What the Heck?!?!

I’ve noticed in the years since I was diagnosed that this time of year (End of May and into June) there are a lot more people getting their dreaded diagnosis. Whether it is a first time or recurrence, I see a rush this time EVERY year. Can this be coincidence or am I just taking notice because this is about the time I was nailed? I don’t know, but this year it has been hitting unusually close to home and well… I’m taking it personally!

These are my friends and loved ones and loved ones of my friends! I feel like I’m going to war all over again! This time I’m wanting to get all up in cancer’s face and showing the vicious side that it gave me in my own battle!

We can’t fight the battles for others, but we can hold their hands, give them a hug and especially not walk away when it feels like the world and their body has turned on them.

Tomorrow isn’t guaranteed. Take no one for granted and especially remember live for now!

Have a safe and wonderful Memorial Day and remember those doing battle (whether on the battlefield or in a hospital room).

Hugs!

Grabbing that Mojo

As I’ve often pointed out, it takes a while to adjust to your post cancer self and that’s fine… Take your time. When you become what you’re meant to be, you’re going to ROCK! Learning to live life can be a bit of a unique experience and can shake those around you up, but again, that’s okay. I’ll be the first to admit that I can be “hell on wheels,” but in a good way. 😉

Try new things, stop waiting on tomorrow, and just kick everything up a notch. Try that zip lining, travel, become an artist, or whatever you feel calling you. It’s doesn’t matter too much what you do, you’re friends and family may think you’re a bit nutty. Mine are quite confident that I’ve completely lost my mind, but I’m good with that.

Think about what you’ve always wanted to try and as long as it’s not illegal or over-the-top dangerous (if it is dangerous, don’t blame me!), get out there and live it!

Make this week count and fill me in on some of your adventures. For me my next adventure is Pretty Muddy Mud Run and eventually I’m wanting to do a Zombie Run (imagine a mix of obstacle courses, running, and flag football, with just a touch of The Walking Dead.

Have fun!

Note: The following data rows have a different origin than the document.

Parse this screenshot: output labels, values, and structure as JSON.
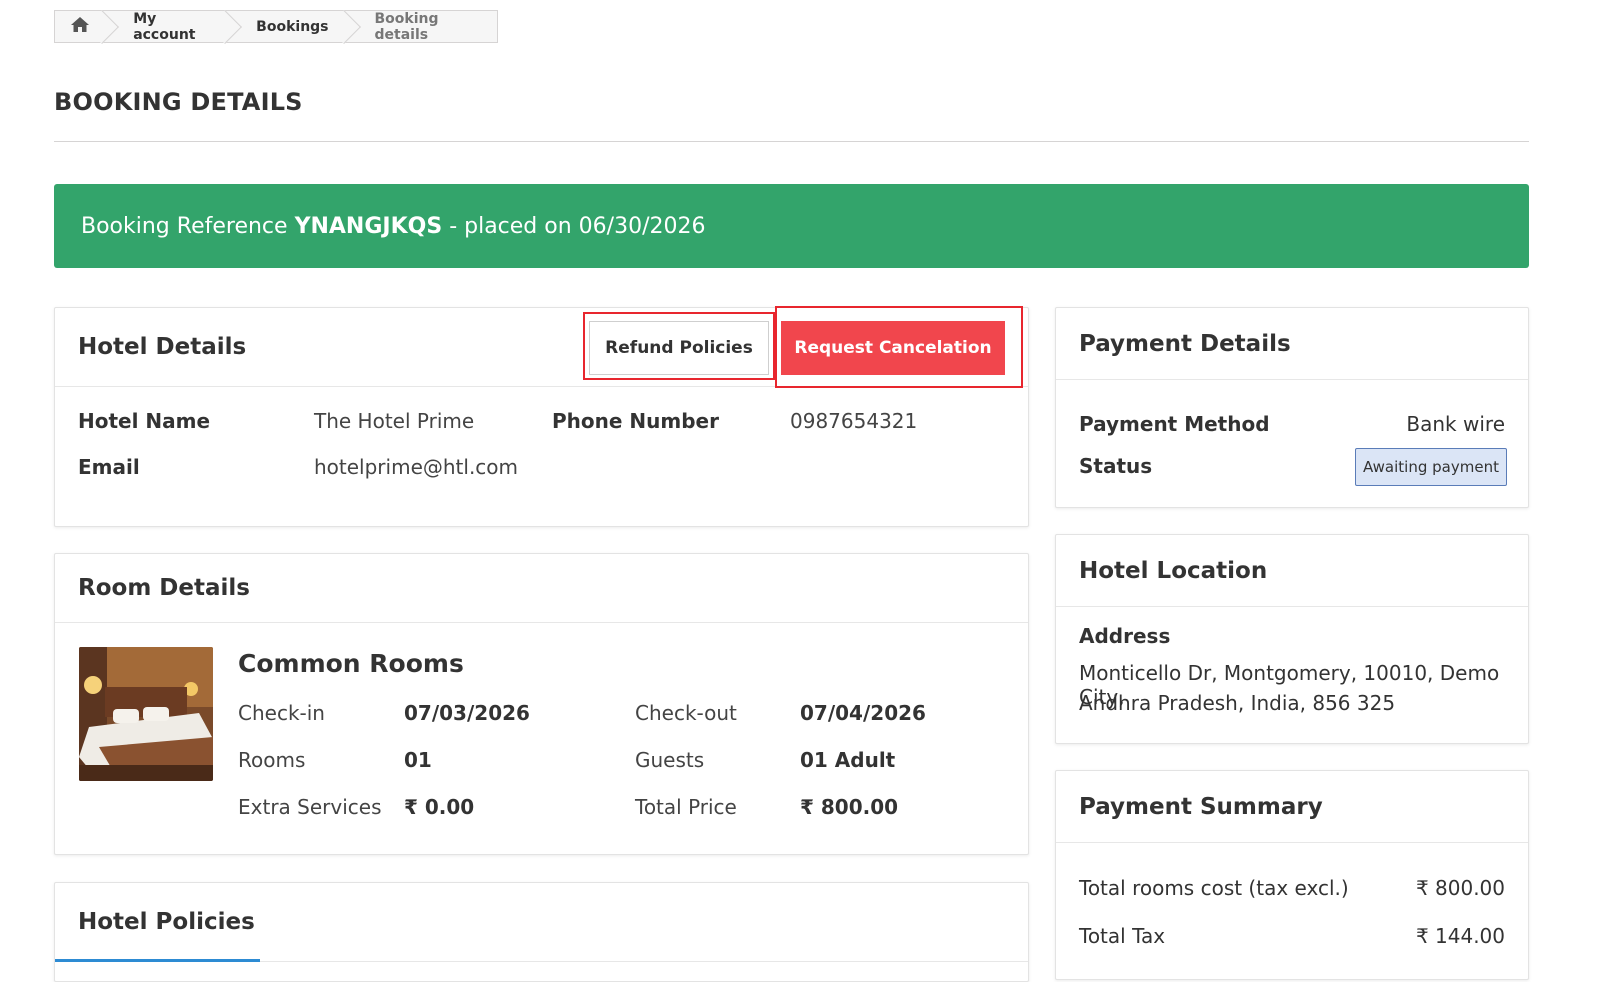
{
  "breadcrumb": {
    "home_icon": "home-icon",
    "items": [
      "My account",
      "Bookings",
      "Booking details"
    ]
  },
  "page": {
    "title": "BOOKING DETAILS"
  },
  "banner": {
    "prefix": "Booking Reference",
    "reference": "YNANGJKQS",
    "suffix": "- placed on 06/30/2026",
    "color": "#33a46b"
  },
  "hotel_details": {
    "title": "Hotel Details",
    "refund_label": "Refund Policies",
    "cancel_label": "Request Cancelation",
    "fields": {
      "hotel_name_label": "Hotel Name",
      "hotel_name": "The Hotel Prime",
      "phone_label": "Phone Number",
      "phone": "0987654321",
      "email_label": "Email",
      "email": "hotelprime@htl.com"
    }
  },
  "room_details": {
    "title": "Room Details",
    "room_name": "Common Rooms",
    "checkin_label": "Check-in",
    "checkin": "07/03/2026",
    "checkout_label": "Check-out",
    "checkout": "07/04/2026",
    "rooms_label": "Rooms",
    "rooms": "01",
    "guests_label": "Guests",
    "guests": "01 Adult",
    "extra_label": "Extra Services",
    "extra": "₹ 0.00",
    "total_label": "Total Price",
    "total": "₹ 800.00"
  },
  "hotel_policies": {
    "title": "Hotel Policies"
  },
  "payment_details": {
    "title": "Payment Details",
    "method_label": "Payment Method",
    "method": "Bank wire",
    "status_label": "Status",
    "status": "Awaiting payment"
  },
  "hotel_location": {
    "title": "Hotel Location",
    "address_label": "Address",
    "address_line1": "Monticello Dr, Montgomery, 10010, Demo City,",
    "address_line2": "Andhra Pradesh, India, 856 325"
  },
  "payment_summary": {
    "title": "Payment Summary",
    "rooms_cost_label": "Total rooms cost (tax excl.)",
    "rooms_cost": "₹ 800.00",
    "tax_label": "Total Tax",
    "tax": "₹ 144.00"
  },
  "colors": {
    "cancel": "#f1464d",
    "highlight": "#e8262e",
    "tab_underline": "#2d8bd3"
  }
}
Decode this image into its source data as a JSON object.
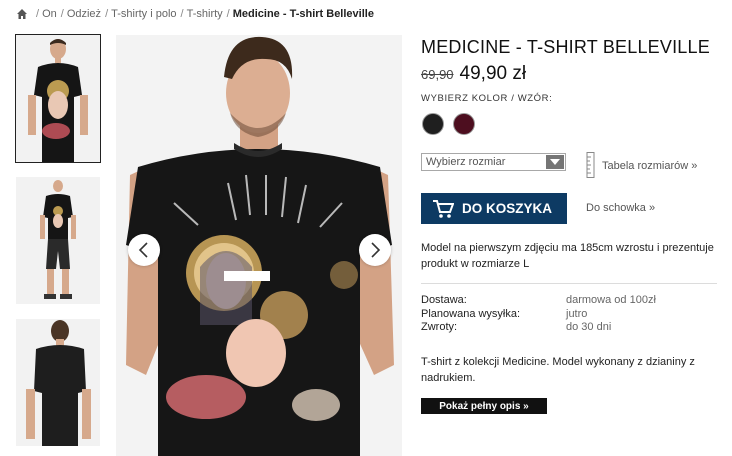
{
  "breadcrumb": {
    "home_icon": "home-icon",
    "items": [
      "On",
      "Odzież",
      "T-shirty i polo",
      "T-shirty"
    ],
    "current": "Medicine - T-shirt Belleville"
  },
  "gallery": {
    "prev_icon": "chevron-left-icon",
    "next_icon": "chevron-right-icon"
  },
  "product": {
    "title": "MEDICINE - T-SHIRT BELLEVILLE",
    "old_price": "69,90",
    "new_price": "49,90 zł",
    "color_label": "WYBIERZ KOLOR / WZÓR:",
    "colors": [
      "#1f1f1f",
      "#4d0e1f"
    ],
    "size_select": "Wybierz rozmiar",
    "size_table_link": "Tabela rozmiarów »",
    "add_to_cart": "DO KOSZYKA",
    "wishlist_link": "Do schowka »",
    "model_note": "Model na pierwszym zdjęciu ma 185cm wzrostu i prezentuje produkt w rozmiarze L",
    "info": [
      {
        "label": "Dostawa:",
        "value": "darmowa od 100zł"
      },
      {
        "label": "Planowana wysyłka:",
        "value": "jutro"
      },
      {
        "label": "Zwroty:",
        "value": "do 30 dni"
      }
    ],
    "description": "T-shirt z kolekcji Medicine. Model wykonany z dzianiny z nadrukiem.",
    "full_description_button": "Pokaż pełny opis »"
  },
  "colors": {
    "accent": "#0d3a63",
    "black_button": "#111111",
    "swatch_black": "#1f1f1f",
    "swatch_burgundy": "#4d0e1f"
  }
}
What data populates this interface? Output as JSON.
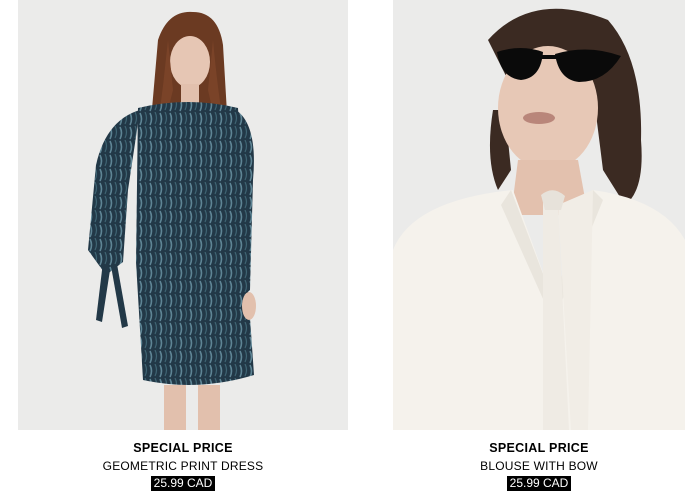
{
  "products": [
    {
      "label": "SPECIAL PRICE",
      "name": "GEOMETRIC PRINT DRESS",
      "price": "25.99 CAD",
      "image_subject": "model in navy geometric print long-sleeve mini dress"
    },
    {
      "label": "SPECIAL PRICE",
      "name": "BLOUSE WITH BOW",
      "price": "25.99 CAD",
      "image_subject": "model in white blouse with neck bow and black cat-eye sunglasses"
    }
  ],
  "colors": {
    "background": "#ffffff",
    "photo_backdrop": "#ebebea",
    "price_badge": "#000000",
    "price_text": "#ffffff"
  }
}
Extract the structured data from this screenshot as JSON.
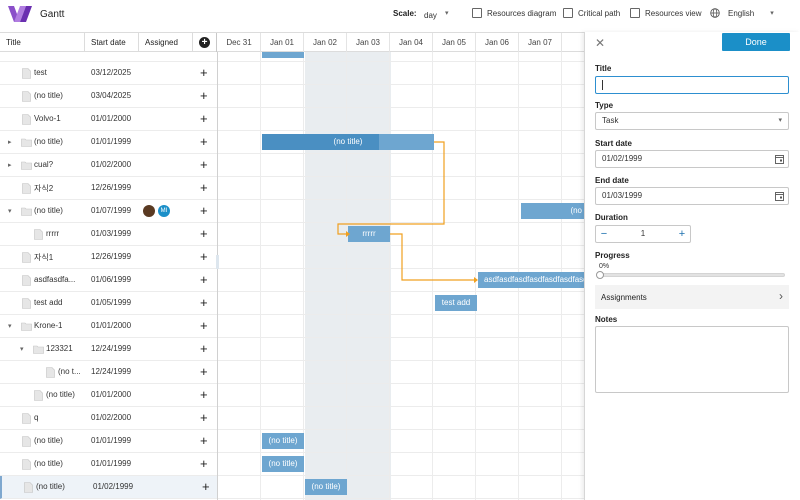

“Put a grain of boldness into everything you do.”  ~Baltasar Gracián, translated from Spanish

 

Getting Your Bounce Back!

iStock_000011459857_ExtraSmallJust because surgery and treatments are over, doesn’t mean you’ll feel like your old self again… No matter how much you might want it. There’s going to be a new “normal” and time needed to adjust.

Now, don’t panic… The new normal isn’t necessarily a bad place to be. You may not like it at first, but be aware you are now likely headed to a better place. It takes time and sometimes a new stage of “treatment” that you likely hadn’t considered… Psychological.

When you think about it, it really is a form of PTSD. You’ve been doing battle for a long time and it takes time to leave that mindset.

I was in treatment for close to a year. From diagnosis in the beginning of June; radiation all summer; surgeries in June, September and December, and physical therapy through April; it was May before I stopped having some sort of treatment nearly every day or week and then there was nothing, no safety net or someone to hold my hand.

After treatment, you experience fear with every scan and that’s normal. Over time, with each clear scan, you get where you can handle it better. You never get where it’s completely easy, but it does get MUCH easier.

There are support groups (online and on site), as well as psychologists trained in post cancer needs. There are always places to look for people that are just like you and know exactly what you’re feeling and dealing with. You just need to look for them. I wish there were so many when I went through my treatment. I did use The American Cancer Society’s Cancer Survivors Network (CSN) and it was unbelievably helpful, but truly needed more.

I struggled for close to a year on my own and was nearly at the breaking point before I gave in and sought treatment for the depression. No one wants to admit to depression and honestly, I was at the end of my rope, but I didn’t want anyone to think I was “weak.” Now, the kicker… I went from wanting to drive my van off a bridge one night, to my first belly laugh in likely two years or more and all in just twenty-four hours of starting the medicine.

It has taken me a while, but after nine years, I no longer need the meds and feel amazing! Better than I have in YEARS! I survive scans well and try to reach out to other Liposarcoma survivors, so they don’t have to go through the process alone (we are a rare breed and it’s often difficult to find the support we need).

So, to wrap this up… Don’t expect that just by being cancer free is going to make you feel “normal” again and that is fine… It’s normal, so to speak, to not feel normal. It’s all a part of the healing process.

The new “normal” can be the best part of your life, if you just give it time. Bouncing back will happen.

Hang in there and if you have questions, you can contact me through this site.

 

“Fear makes us feel our humanity.”  ~Benjamin Disraeli